WORK TASK – Keeping each line intact, print the whole listing.

------------------------------------------------------------------------

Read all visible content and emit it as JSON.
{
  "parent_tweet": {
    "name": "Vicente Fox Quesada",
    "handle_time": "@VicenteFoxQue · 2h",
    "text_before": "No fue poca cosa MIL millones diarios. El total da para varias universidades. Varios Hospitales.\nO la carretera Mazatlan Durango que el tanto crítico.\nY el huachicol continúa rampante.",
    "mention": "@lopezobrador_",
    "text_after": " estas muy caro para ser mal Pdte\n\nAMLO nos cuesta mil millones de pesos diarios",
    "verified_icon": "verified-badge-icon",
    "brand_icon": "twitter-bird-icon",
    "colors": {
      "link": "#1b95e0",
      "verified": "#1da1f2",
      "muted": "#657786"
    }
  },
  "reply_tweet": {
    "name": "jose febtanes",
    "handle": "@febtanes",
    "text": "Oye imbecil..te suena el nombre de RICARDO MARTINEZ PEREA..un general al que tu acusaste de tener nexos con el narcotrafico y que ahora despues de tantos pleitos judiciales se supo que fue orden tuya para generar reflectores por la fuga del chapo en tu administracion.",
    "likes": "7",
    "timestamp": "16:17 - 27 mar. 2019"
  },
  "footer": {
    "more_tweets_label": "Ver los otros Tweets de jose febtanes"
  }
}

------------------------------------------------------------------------

SOLUTION TO THE EXERCISE –
Read all visible content and emit it as JSON.
{
  "parent_tweet": {
    "name": "Vicente Fox Quesada",
    "handle_time": "@VicenteFoxQue · 2h",
    "text_before": "No fue poca cosa MIL millones diarios. El total da para varias universidades. Varios Hospitales.\nO la carretera Mazatlan Durango que el tanto crítico.\nY el huachicol continúa rampante.",
    "mention": "@lopezobrador_",
    "text_after": " estas muy caro para ser mal Pdte\n\nAMLO nos cuesta mil millones de pesos diarios",
    "verified_icon": "verified-badge-icon",
    "brand_icon": "twitter-bird-icon",
    "colors": {
      "link": "#1b95e0",
      "verified": "#1da1f2",
      "muted": "#657786"
    }
  },
  "reply_tweet": {
    "name": "jose febtanes",
    "handle": "@febtanes",
    "text": "Oye imbecil..te suena el nombre de RICARDO MARTINEZ PEREA..un general al que tu acusaste de tener nexos con el narcotrafico y que ahora despues de tantos pleitos judiciales se supo que fue orden tuya para generar reflectores por la fuga del chapo en tu administracion.",
    "likes": "7",
    "timestamp": "16:17 - 27 mar. 2019"
  },
  "footer": {
    "more_tweets_label": "Ver los otros Tweets de jose febtanes"
  }
}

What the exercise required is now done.